Never calling herself an artist until the end, she always expressed herself creatively crafting collages, holiday cards, thank-you notes, dinner place-cards, or even turning a mere check into a thing of beauty. She was also an insatiable lover of the arts, a tireless fan and patron of the Youth Orchestra and the Symphony Chorus, and for 25 years a volunteer usher at The Opera House.
At 75, Eda’s life and art would finally bloom. That year she obtained a reverse mortgage on her house, ‘retired’ from ushering and became a patron, bought her first new car, unleashed a passion for treating her loved ones to wonderful restaurants, and fate enticed her to sign up for a Chinese Brush Painting class at City College.
Taught by Professor Ming Ren, he insisted on being honest with his students; even beginners. “Keep trying” he would tell them, or if a student needed special encouragement he would say “Not too bad”. So it was stunning to both pupil and teacher when Eda’s first landscape scroll earned a “Pretty Good”.
Eda’s steady hand, deep grasp of detail, diligence and trademark determination combined with Ming Ren’s talent as both an artist and teacher to set her in motion. Eda quickly bloomed into a prolific artist in great command of her stroke; stunning even Asian artists. Her framers, refusing to believe that she was Caucasian, insisted on hand-delivering her first set of framed pictures in order to see the four-foot eleven inch ‘Tiger Woman’ for themselves. Over the course of her 15 remaining years she created approximately three hundred Chinese Paintings; many are considered exquisite.
Ming Ren uses examples of Eda’s work to show and encourage his students, and for ten years they made annual field trips to Eda’s home to meet and question the lady who said “If I can do this, you can too”. Only after a decade of painting did she finally accept her talent and allow herself to be called an artist. It took 79 years, but “monkey-see, monkey-do” was finally behind her.
Eda learned early to trust her intuition, and thus she always knew when it was time to let things go. When she could no longer lunch with her loved ones nor make it upstairs to paint, she announced her end was near. Her only remaining wish was to comfortably die in her home; which she accomplished on June 7, 2004.
Eda Kavin was one of the great ladies of San Francisco.

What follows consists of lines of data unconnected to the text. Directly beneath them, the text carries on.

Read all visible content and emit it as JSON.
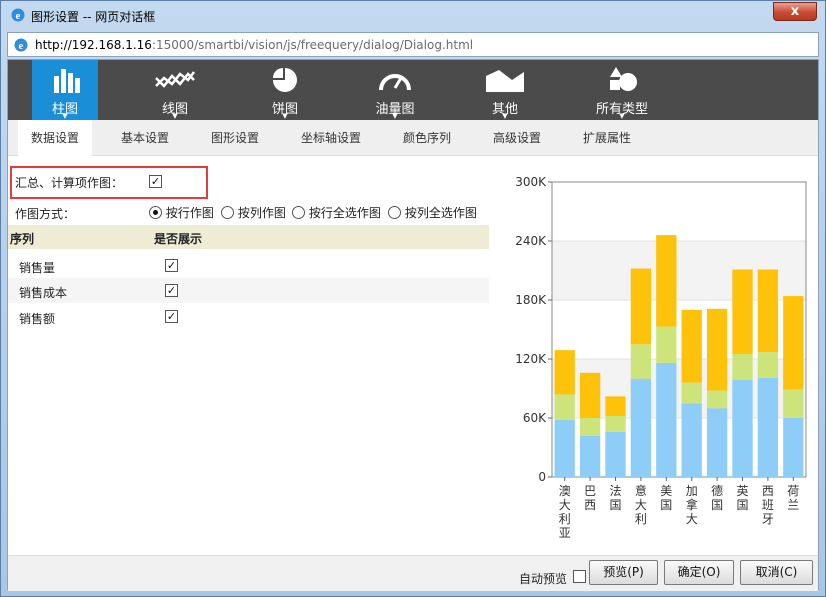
{
  "window": {
    "title": "图形设置 -- 网页对话框",
    "close": "x",
    "url_host": "http://192.168.1.16",
    "url_rest": ":15000/smartbi/vision/js/freequery/dialog/Dialog.html"
  },
  "chart_types": [
    {
      "label": "柱图",
      "icon": "bar-chart-icon",
      "active": true
    },
    {
      "label": "线图",
      "icon": "line-chart-icon"
    },
    {
      "label": "饼图",
      "icon": "pie-chart-icon"
    },
    {
      "label": "油量图",
      "icon": "gauge-icon"
    },
    {
      "label": "其他",
      "icon": "area-chart-icon"
    },
    {
      "label": "所有类型",
      "icon": "all-types-icon"
    }
  ],
  "tabs": [
    "数据设置",
    "基本设置",
    "图形设置",
    "坐标轴设置",
    "颜色序列",
    "高级设置",
    "扩展属性"
  ],
  "summary": {
    "label": "汇总、计算项作图：",
    "checked": "✓"
  },
  "mode": {
    "label": "作图方式：",
    "options": [
      "按行作图",
      "按列作图",
      "按行全选作图",
      "按列全选作图"
    ],
    "selected": "按行作图"
  },
  "series_table": {
    "headers": [
      "序列",
      "是否展示"
    ],
    "rows": [
      {
        "name": "销售量",
        "checked": "✓"
      },
      {
        "name": "销售成本",
        "checked": "✓"
      },
      {
        "name": "销售额",
        "checked": "✓"
      }
    ]
  },
  "chart_data": {
    "type": "bar",
    "stacked": true,
    "categories": [
      "澳大利亚",
      "巴西",
      "法国",
      "意大利",
      "美国",
      "加拿大",
      "德国",
      "英国",
      "西班牙",
      "荷兰"
    ],
    "series": [
      {
        "color": "#8ecdf8",
        "values": [
          58000,
          42000,
          46000,
          100000,
          116000,
          75000,
          70000,
          99000,
          101000,
          60000
        ]
      },
      {
        "color": "#cde47a",
        "values": [
          26000,
          18000,
          16000,
          35000,
          37000,
          21000,
          18000,
          26000,
          26000,
          29000
        ]
      },
      {
        "color": "#fec20b",
        "values": [
          45000,
          46000,
          20000,
          77000,
          93000,
          74000,
          83000,
          86000,
          84000,
          95000
        ]
      }
    ],
    "y_ticks": [
      "0",
      "60K",
      "120K",
      "180K",
      "240K",
      "300K"
    ],
    "ylim": [
      0,
      300000
    ],
    "grid": true
  },
  "footer": {
    "autopreview_label": "自动预览",
    "preview": "预览(P)",
    "ok": "确定(O)",
    "cancel": "取消(C)"
  }
}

And like The City itself, her life and art shine as a monument to what freedom, will-power, and the quest for beauty can achieve.
Obituary from San Francisco Chronicle, July 2004